“We should remember that although stocks are beginning to fall, they’re falling from a very great height,” Neil Atkinson, head of the oil industry and markets division at IEA,” told CNBC on Friday.
“If OECD stocks keep falling at the kind of rates we’ve seen in the second quarter, it’ll take until the early part of the next year before they get back down to the five-year average.”
Oil prices are poised for a second straight weekly decline as the market continues to question OPEC’s ability to rebalance the market.
To be sure, the world consumes more oil in the second half of the year, which helps to shrink oil stockpiles on the demand side.
Atkinson also noted that Saudi Arabia has committed to cutting exports in August and September, a sign that some producers are determined to keep up the progress they’ve achieved. The United Arab Emirates also said it will ship fewer barrels in September.
Still, other producers have offered little detail on how they plan to improve compliance.

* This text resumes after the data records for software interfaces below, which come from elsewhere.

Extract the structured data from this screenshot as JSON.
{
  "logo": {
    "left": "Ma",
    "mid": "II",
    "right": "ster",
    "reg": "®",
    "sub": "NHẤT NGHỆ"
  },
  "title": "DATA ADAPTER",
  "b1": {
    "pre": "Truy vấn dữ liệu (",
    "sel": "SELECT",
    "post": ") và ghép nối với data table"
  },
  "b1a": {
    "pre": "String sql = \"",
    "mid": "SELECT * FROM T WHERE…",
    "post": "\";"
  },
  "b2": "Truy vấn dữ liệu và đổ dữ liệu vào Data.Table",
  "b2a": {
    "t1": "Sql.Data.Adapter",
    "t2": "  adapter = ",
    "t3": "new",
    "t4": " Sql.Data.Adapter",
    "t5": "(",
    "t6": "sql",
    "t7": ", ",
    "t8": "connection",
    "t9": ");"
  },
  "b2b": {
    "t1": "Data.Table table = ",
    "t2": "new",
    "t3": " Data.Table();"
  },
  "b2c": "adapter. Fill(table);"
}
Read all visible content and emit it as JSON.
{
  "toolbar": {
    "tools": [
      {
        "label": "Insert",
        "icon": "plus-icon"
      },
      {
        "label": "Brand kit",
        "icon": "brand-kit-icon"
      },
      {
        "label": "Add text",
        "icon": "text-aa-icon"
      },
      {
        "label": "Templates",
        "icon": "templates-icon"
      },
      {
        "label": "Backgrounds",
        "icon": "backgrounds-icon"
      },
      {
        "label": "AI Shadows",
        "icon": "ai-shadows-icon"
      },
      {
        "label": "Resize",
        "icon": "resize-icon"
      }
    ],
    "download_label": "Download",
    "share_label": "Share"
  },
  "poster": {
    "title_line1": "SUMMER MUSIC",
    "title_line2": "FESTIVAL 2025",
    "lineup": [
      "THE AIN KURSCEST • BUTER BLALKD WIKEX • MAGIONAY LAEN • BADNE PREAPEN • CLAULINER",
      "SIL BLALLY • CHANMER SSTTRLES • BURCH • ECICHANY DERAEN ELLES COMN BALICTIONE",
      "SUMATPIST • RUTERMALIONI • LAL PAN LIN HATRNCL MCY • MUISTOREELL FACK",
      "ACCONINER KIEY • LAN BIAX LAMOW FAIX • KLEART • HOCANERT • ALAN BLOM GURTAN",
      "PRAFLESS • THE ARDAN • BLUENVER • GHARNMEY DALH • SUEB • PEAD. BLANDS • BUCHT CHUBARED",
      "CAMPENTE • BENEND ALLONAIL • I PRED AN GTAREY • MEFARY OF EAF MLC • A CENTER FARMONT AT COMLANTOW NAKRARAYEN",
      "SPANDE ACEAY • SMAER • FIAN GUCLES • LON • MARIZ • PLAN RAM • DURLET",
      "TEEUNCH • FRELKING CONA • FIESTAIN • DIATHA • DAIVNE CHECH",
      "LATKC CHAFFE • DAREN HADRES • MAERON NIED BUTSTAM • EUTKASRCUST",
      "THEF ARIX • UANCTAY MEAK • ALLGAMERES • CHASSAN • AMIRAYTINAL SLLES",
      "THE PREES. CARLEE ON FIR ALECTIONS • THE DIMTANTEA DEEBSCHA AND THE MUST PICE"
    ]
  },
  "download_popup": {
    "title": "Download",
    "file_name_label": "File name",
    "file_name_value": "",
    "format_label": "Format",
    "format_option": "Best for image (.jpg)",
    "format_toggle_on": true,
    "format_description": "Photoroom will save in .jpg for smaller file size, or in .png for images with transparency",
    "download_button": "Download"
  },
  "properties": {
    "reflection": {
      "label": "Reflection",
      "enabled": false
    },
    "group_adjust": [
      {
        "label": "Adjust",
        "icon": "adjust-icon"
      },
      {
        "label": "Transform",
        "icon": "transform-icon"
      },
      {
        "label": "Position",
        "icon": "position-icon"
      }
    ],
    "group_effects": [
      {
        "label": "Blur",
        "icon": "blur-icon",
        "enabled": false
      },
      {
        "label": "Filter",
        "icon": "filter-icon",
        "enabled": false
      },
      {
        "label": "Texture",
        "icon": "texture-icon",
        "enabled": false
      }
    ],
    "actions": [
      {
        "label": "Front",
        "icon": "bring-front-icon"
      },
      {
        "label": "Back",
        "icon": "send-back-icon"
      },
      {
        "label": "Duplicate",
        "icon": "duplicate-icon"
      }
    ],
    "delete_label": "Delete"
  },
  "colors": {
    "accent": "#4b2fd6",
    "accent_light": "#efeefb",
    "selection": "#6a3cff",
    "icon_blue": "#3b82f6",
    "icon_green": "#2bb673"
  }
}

Top producers Saudi Arabia and Russia summoned exporters including Iraq, Kazakhstan and Malaysia to Abu Dhabi this week to explain how they plan to meet their output targets. In a statement, OPEC said the laggards had expressed their “willingness to fully cooperate,” but the cartel did not lay out any actionable steps.